Exercise aim → Compute how many lines in the entries below contain "Update", and output nothing but the number.

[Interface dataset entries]

-----

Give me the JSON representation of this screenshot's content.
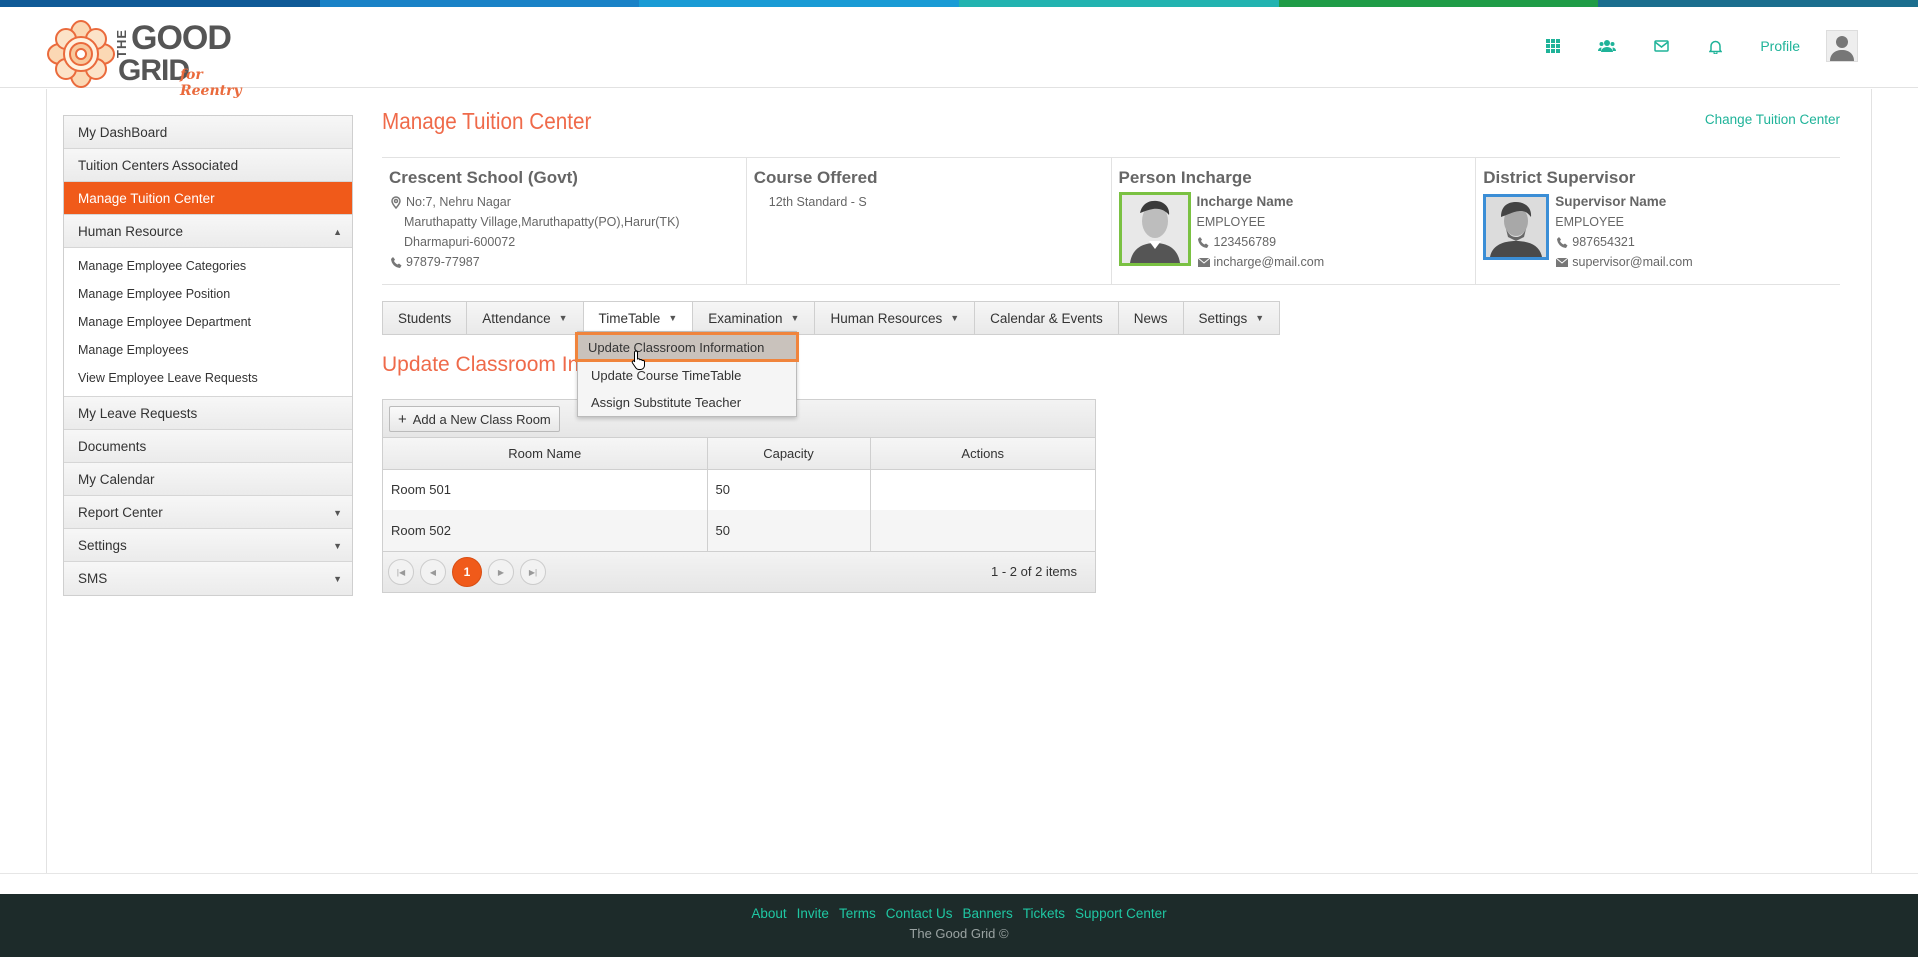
{
  "brand": {
    "the": "THE",
    "good": "GOOD",
    "grid": "GRID",
    "tagline": "for Reentry",
    "colors": {
      "accent_orange": "#f05a1a",
      "teal": "#1fb399",
      "title": "#ef6a4a"
    }
  },
  "topbar_colors": [
    "#0f5a97",
    "#1a82c7",
    "#1a9bd5",
    "#22b3b0",
    "#1f9c47",
    "#1b6e8e"
  ],
  "header": {
    "icons": [
      "apps-grid-icon",
      "people-icon",
      "mail-icon",
      "bell-icon"
    ],
    "profile_label": "Profile"
  },
  "sidebar": {
    "items": [
      {
        "label": "My DashBoard"
      },
      {
        "label": "Tuition Centers Associated"
      },
      {
        "label": "Manage Tuition Center",
        "active": true
      },
      {
        "label": "Human Resource",
        "expanded": true
      }
    ],
    "hr_sub": [
      "Manage Employee Categories",
      "Manage Employee Position",
      "Manage Employee Department",
      "Manage Employees",
      "View Employee Leave Requests"
    ],
    "items_after": [
      {
        "label": "My Leave Requests"
      },
      {
        "label": "Documents"
      },
      {
        "label": "My Calendar"
      },
      {
        "label": "Report Center"
      },
      {
        "label": "Settings"
      },
      {
        "label": "SMS"
      }
    ]
  },
  "page": {
    "title": "Manage Tuition Center",
    "change_link": "Change Tuition Center"
  },
  "info": {
    "school": {
      "name": "Crescent School (Govt)",
      "address1": "No:7, Nehru Nagar",
      "address2": "Maruthapatty Village,Maruthapatty(PO),Harur(TK)",
      "address3": "Dharmapuri-600072",
      "phone": "97879-77987"
    },
    "course": {
      "title": "Course Offered",
      "value": "12th Standard - S"
    },
    "incharge": {
      "title": "Person Incharge",
      "name": "Incharge Name",
      "role": "EMPLOYEE",
      "phone": "123456789",
      "email": "incharge@mail.com"
    },
    "supervisor": {
      "title": "District Supervisor",
      "name": "Supervisor Name",
      "role": "EMPLOYEE",
      "phone": "987654321",
      "email": "supervisor@mail.com"
    }
  },
  "tabs": [
    {
      "label": "Students"
    },
    {
      "label": "Attendance"
    },
    {
      "label": "TimeTable"
    },
    {
      "label": "Examination"
    },
    {
      "label": "Human Resources"
    },
    {
      "label": "Calendar & Events"
    },
    {
      "label": "News"
    },
    {
      "label": "Settings"
    }
  ],
  "timetable_menu": [
    "Update Classroom Information",
    "Update Course TimeTable",
    "Assign Substitute Teacher"
  ],
  "section": {
    "title": "Update Classroom Information"
  },
  "grid": {
    "add_button": "Add a New Class Room",
    "columns": [
      "Room Name",
      "Capacity",
      "Actions"
    ],
    "rows": [
      {
        "name": "Room 501",
        "capacity": "50"
      },
      {
        "name": "Room 502",
        "capacity": "50"
      }
    ],
    "current_page": "1",
    "pager_info": "1 - 2 of 2 items"
  },
  "footer": {
    "links": [
      "About",
      "Invite",
      "Terms",
      "Contact Us",
      "Banners",
      "Tickets",
      "Support Center"
    ],
    "copyright": "The Good Grid ©"
  }
}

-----

Result for this task → 3